It is interesting that before God gave the Ten Commandments to His people, He declared Himself as the Lord, the God who brought them out of the land of Egypt, from the place of slavery. And God spoke all these words: “I am the LORD your God, who brought you out of Egypt, out of the land of slavery” (Ex. 20:1-2).
With this declaration, God reminded the Israelites that He is the God of redemption and the Ten Commandments were given to them not arbitrarily or solely to add to their burden, rather to remind them that they were His chosen people, people who were loved by Him. God longed for them to live as His redeemed people who lived differently from the time they were slaves in Egypt.
God had not set His people free so that they would be free to live as they pleased, rather that they could live for Him. They needed to remember the connection between salvation and how to live as His redeemed people.

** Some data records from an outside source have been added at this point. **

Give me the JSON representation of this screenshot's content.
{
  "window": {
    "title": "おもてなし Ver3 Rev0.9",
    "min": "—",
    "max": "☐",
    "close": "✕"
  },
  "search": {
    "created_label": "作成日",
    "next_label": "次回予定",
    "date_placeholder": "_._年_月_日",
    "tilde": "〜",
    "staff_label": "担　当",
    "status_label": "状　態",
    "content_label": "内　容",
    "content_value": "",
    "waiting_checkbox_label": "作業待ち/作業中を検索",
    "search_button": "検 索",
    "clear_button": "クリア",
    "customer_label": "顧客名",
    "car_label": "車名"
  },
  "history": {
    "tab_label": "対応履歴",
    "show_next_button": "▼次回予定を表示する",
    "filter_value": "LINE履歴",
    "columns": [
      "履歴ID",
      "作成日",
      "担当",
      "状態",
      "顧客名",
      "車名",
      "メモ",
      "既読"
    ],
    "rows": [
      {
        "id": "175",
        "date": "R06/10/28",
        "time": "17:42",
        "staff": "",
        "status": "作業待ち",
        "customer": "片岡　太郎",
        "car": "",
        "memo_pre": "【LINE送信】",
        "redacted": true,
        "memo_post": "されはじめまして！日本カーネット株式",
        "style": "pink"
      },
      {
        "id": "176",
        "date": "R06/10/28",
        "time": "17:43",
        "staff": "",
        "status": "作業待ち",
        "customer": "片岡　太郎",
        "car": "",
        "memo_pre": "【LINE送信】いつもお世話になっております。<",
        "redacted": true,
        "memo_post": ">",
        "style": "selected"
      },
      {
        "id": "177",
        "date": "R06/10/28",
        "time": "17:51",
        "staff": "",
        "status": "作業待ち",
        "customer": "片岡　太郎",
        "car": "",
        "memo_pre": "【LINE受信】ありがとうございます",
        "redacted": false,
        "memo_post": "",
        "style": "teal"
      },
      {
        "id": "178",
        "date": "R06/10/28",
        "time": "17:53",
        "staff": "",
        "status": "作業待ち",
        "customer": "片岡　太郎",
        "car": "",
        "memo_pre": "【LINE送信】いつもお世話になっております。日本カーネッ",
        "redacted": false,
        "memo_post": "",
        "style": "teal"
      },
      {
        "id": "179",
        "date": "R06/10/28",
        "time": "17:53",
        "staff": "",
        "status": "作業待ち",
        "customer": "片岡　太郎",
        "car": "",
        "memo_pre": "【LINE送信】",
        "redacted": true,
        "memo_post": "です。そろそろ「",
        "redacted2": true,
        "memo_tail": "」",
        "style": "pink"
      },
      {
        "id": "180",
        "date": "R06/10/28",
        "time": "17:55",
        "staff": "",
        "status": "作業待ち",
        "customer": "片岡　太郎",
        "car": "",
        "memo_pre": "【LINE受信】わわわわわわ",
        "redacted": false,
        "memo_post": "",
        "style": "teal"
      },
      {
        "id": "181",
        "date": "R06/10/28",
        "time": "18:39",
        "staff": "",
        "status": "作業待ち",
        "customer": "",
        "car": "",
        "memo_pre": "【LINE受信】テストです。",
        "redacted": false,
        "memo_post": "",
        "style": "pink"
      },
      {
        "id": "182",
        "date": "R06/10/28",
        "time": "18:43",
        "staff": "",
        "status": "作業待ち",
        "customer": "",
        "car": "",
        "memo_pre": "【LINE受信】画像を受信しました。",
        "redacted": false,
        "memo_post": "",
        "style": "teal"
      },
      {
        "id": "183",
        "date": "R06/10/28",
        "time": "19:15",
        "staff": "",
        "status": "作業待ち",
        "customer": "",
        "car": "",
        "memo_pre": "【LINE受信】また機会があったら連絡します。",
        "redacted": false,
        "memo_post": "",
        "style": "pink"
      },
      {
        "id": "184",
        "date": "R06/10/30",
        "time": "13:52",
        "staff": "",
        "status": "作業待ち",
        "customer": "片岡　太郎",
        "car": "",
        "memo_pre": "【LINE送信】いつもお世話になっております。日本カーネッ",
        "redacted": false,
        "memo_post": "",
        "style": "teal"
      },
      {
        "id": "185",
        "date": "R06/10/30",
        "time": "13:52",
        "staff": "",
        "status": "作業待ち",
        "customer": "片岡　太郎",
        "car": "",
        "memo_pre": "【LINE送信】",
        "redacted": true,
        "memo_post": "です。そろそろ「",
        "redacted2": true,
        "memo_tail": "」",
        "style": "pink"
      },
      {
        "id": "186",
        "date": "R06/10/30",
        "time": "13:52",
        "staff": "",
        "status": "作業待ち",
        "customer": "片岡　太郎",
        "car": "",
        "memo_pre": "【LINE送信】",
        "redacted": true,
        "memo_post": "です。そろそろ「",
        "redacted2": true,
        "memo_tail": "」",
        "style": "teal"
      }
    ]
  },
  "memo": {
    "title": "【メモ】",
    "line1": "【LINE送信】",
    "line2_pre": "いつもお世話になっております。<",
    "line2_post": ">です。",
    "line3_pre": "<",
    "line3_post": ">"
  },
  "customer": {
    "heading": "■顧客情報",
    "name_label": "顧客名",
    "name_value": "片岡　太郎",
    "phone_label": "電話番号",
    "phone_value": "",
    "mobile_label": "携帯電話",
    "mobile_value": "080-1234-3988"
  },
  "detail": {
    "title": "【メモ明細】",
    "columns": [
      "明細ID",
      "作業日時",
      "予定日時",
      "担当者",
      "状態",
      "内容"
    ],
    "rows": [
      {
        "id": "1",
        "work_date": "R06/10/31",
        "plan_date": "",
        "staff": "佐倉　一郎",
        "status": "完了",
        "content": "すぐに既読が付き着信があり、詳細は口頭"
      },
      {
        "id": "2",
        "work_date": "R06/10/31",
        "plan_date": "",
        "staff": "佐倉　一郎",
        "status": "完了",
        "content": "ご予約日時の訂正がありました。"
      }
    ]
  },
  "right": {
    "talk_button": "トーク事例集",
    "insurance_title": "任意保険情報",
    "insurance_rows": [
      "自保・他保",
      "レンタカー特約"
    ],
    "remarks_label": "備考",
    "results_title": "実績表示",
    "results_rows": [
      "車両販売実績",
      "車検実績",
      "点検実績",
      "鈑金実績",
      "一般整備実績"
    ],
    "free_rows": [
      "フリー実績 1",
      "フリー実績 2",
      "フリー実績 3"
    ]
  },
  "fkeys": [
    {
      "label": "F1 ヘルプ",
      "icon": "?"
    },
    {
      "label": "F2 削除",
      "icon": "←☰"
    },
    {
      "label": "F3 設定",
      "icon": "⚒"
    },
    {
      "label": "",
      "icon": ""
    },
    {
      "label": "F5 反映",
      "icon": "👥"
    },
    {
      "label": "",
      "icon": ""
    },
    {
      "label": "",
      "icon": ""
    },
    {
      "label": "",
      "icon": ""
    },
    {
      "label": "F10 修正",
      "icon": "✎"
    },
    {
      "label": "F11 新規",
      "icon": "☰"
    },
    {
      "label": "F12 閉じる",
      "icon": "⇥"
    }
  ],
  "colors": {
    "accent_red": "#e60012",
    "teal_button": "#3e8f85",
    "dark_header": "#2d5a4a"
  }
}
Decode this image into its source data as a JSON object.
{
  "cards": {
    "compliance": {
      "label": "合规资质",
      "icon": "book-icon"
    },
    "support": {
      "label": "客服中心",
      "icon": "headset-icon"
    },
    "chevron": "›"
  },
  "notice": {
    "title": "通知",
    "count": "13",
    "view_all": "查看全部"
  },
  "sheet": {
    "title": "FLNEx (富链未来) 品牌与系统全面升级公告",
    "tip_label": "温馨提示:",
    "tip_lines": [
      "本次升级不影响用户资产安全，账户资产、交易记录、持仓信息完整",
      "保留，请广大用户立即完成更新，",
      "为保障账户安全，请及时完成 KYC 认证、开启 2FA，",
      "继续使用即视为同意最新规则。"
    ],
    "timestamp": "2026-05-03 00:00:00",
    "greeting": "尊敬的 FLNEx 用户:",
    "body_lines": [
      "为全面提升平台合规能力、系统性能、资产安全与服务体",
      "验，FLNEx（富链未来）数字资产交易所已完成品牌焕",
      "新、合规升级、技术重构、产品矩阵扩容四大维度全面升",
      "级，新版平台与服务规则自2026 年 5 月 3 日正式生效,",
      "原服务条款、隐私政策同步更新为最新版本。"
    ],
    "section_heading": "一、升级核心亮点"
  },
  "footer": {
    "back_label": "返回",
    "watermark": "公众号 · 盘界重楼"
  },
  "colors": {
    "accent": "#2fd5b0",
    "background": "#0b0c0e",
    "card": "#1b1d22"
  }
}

That was the whole point behind the exodus.
As we can see in the instructions God gave the parents in Israel in Deut. 6:20-24, when the children asked why they had to keep God’s law, their parents were to tell them the story of the exodus. This is because the only way their children could understand the meaning of the Law was by knowing its context. This connection between redemption and the Law is behind the whole purpose of the Law, which is to teach God’s redeemed people how to live for Him in a way that pleases Him.
We too have a story to tell—the story of our redemption by Jesus Christ. The story began with our slavery to sin. We were in such a helpless spiritual bondage. But God in His grace and love for us, set us free from sin and from Satan through the saving work of Christ. Jesus’ death and resurrection led to our great exodus from our spiritual bondage. Now, what comes next? Since God has set us free, are we to live as we please? Can we be saved but yet still live a sinful life? Of course not! God has set us free so that we may live for Him.
Let us respond to God’s amazing redemptive work for us by obeying Him as an expression of our heartfelt gratitude to Him and His immeasurable grace and love towards us.
Oh how I love your law! It is my meditation all the day (Ps. 119:97, ESV).